# Records supplied:

****************

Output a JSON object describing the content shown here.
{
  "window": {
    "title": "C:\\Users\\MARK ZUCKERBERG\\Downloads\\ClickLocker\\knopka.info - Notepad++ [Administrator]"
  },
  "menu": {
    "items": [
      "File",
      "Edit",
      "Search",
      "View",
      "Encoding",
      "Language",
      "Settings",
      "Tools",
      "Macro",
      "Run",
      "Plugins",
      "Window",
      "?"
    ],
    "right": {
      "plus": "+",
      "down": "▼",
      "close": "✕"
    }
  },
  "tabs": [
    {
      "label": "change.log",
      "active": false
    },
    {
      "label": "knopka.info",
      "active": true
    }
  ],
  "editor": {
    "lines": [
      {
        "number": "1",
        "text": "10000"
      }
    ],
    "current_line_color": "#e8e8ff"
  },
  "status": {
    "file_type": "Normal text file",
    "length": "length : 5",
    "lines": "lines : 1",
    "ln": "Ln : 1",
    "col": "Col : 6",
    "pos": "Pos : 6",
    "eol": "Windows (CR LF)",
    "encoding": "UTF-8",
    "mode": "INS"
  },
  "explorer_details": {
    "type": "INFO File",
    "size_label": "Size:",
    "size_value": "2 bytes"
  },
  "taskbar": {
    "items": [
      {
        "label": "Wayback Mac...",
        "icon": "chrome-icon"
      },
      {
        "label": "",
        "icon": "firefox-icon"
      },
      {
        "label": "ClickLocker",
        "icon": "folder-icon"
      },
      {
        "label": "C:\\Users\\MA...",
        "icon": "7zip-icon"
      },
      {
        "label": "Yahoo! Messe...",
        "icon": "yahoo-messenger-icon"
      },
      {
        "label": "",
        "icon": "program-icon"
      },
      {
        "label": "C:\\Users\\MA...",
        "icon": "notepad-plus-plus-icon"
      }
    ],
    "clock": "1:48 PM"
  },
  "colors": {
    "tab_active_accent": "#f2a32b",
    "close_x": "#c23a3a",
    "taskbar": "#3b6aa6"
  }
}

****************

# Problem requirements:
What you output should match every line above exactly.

# Exercise output:
Output a JSON object describing the content shown here.
{
  "window": {
    "title": "C:\\Users\\MARK ZUCKERBERG\\Downloads\\ClickLocker\\knopka.info - Notepad++ [Administrator]"
  },
  "menu": {
    "items": [
      "File",
      "Edit",
      "Search",
      "View",
      "Encoding",
      "Language",
      "Settings",
      "Tools",
      "Macro",
      "Run",
      "Plugins",
      "Window",
      "?"
    ],
    "right": {
      "plus": "+",
      "down": "▼",
      "close": "✕"
    }
  },
  "tabs": [
    {
      "label": "change.log",
      "active": false
    },
    {
      "label": "knopka.info",
      "active": true
    }
  ],
  "editor": {
    "lines": [
      {
        "number": "1",
        "text": "10000"
      }
    ],
    "current_line_color": "#e8e8ff"
  },
  "status": {
    "file_type": "Normal text file",
    "length": "length : 5",
    "lines": "lines : 1",
    "ln": "Ln : 1",
    "col": "Col : 6",
    "pos": "Pos : 6",
    "eol": "Windows (CR LF)",
    "encoding": "UTF-8",
    "mode": "INS"
  },
  "explorer_details": {
    "type": "INFO File",
    "size_label": "Size:",
    "size_value": "2 bytes"
  },
  "taskbar": {
    "items": [
      {
        "label": "Wayback Mac...",
        "icon": "chrome-icon"
      },
      {
        "label": "",
        "icon": "firefox-icon"
      },
      {
        "label": "ClickLocker",
        "icon": "folder-icon"
      },
      {
        "label": "C:\\Users\\MA...",
        "icon": "7zip-icon"
      },
      {
        "label": "Yahoo! Messe...",
        "icon": "yahoo-messenger-icon"
      },
      {
        "label": "",
        "icon": "program-icon"
      },
      {
        "label": "C:\\Users\\MA...",
        "icon": "notepad-plus-plus-icon"
      }
    ],
    "clock": "1:48 PM"
  },
  "colors": {
    "tab_active_accent": "#f2a32b",
    "close_x": "#c23a3a",
    "taskbar": "#3b6aa6"
  }
}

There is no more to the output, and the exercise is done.